Crystal Bridges programs enhance student learning

by The City Wire staff ([email protected]) 180 views 

A study involving 10,912 K–12 students, some 489 teachers from 123 different schools examined the impact Crystal Bridges Museum of American Art has had on learning.

The study results were shared in the journal — Education Next — by researchers from the University of Arkansas who conducted the analysis over the past year.

“We found that students who attended a school tour at Crystal Bridges demonstrated stronger critical thinking skills, displayed higher levels of tolerance, had more historical empathy and developed a taste for being a cultural consumer in the future,” said Jay P. Greene, head of the department of education reform at the UA. Greene is also the 21st Century Chair in Education Reform at the college who conducted the study along with senior research associate Brian Kisida and doctoral fellow Daniel H. Bowen.

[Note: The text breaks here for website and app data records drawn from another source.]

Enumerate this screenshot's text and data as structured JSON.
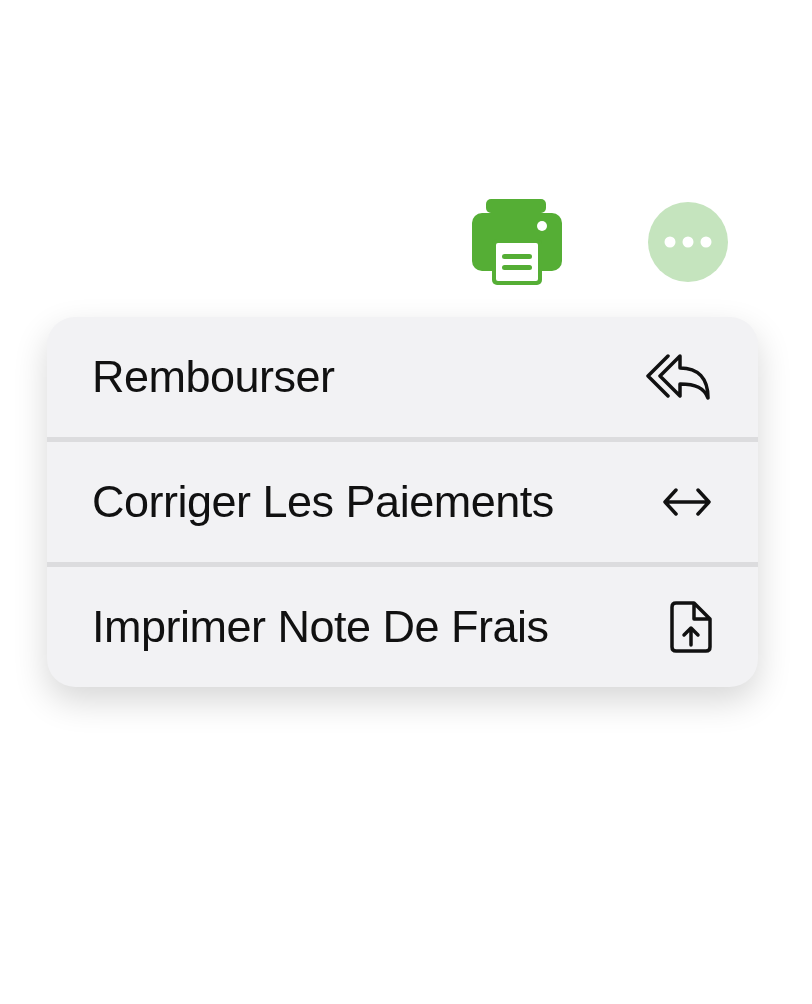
{
  "toolbar": {
    "buttons": [
      {
        "kind": "print"
      },
      {
        "kind": "more"
      }
    ]
  },
  "menu": {
    "items": [
      {
        "label": "Rembourser",
        "kind": "reply-all"
      },
      {
        "label": "Corriger Les Paiements",
        "kind": "swap"
      },
      {
        "label": "Imprimer Note De Frais",
        "kind": "export"
      }
    ]
  }
}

“We also found that these benefits were much larger, in general, for students from rural areas or high-poverty schools, as well as minority students,” said Greene.

Since its opening Sept. 11, 2011, Crystal Bridges set forth to be a valuable educational resource for the region. A generous donation from the Willard and Pat Walker Charitable Foundation of Springdale established a $10 million endowment for Crystal Bridges to provide school groups with funds necessary for a complete museum visit, including funding to cover the cost of transportation and substitute teachers if needed, lunches for the students and teachers, and pre- and post-visit educational materials.

“Since Crystal Bridges is in an area where an art museum had not previously existed, and because the field trip is free to schools, we had high demand for the tours and decided to select participants via a random lottery,” said Anne Kraybill, Crystal Bridges’ school programs manager. “In initial meetings with the University of Arkansas, it became clear that this lottery system would provide the right conditions for conducting research.”

During the first two semesters of the school tour program, Crystal Bridges received 525 applications from school groups representing 38,347 K-12 students.

Greene, Kisida and Bowen matched pairs among the applicants based on similarity in grade level and other demographic factors.

“An ideal and common matched pair would be adjacent grades in the same school,” said Greene. “We then randomly ordered the matched pairs to determine scheduling prioritization. Within each pair we randomly assigned which applicant would be in the ‘treatment’ group—the group that would receive a tour that semester—and which would be in the control group, whose tour would be deferred to a later time.”

The team administered nearly 11,000 surveys roughly three weeks after they toured the museum.. The surveys included items assessing student knowledge about art, as well as measures of student tolerance, historical empathy, and desire to become cultural consumers. After the survey assessment, each control group was guaranteed a tour during the following semester as a reward for its cooperation.

The team also collected critical thinking measures from students by asking them to write a short essay in response to a painting that they had not previously seen. Finally, they collected a behavioral measure of cultural consumption by providing all students with a coupon good for free family admission to a special exhibition at the museum to see whether the field trip increased the likelihood of students making future visits.

“This research is the first large-scale, randomized controlled trial measuring what students learn from school tours of an art museum,” said Kisida.

Greene said the survey results showed students retained a great deal of factual information from their tours.

For example, 88% of the students who saw the Eastman Johnson painting, At the Camp—Spinning Yarns and Whittling, knew when surveyed weeks later that the painting depicts abolitionists making maple syrup to undermine the sugar industry which relied upon slave labor. 

He said 82% of those who saw Norman Rockwell’s Rosie the RIveter could recall that the painting emphasizes the importance of women entering the workforce during World War II.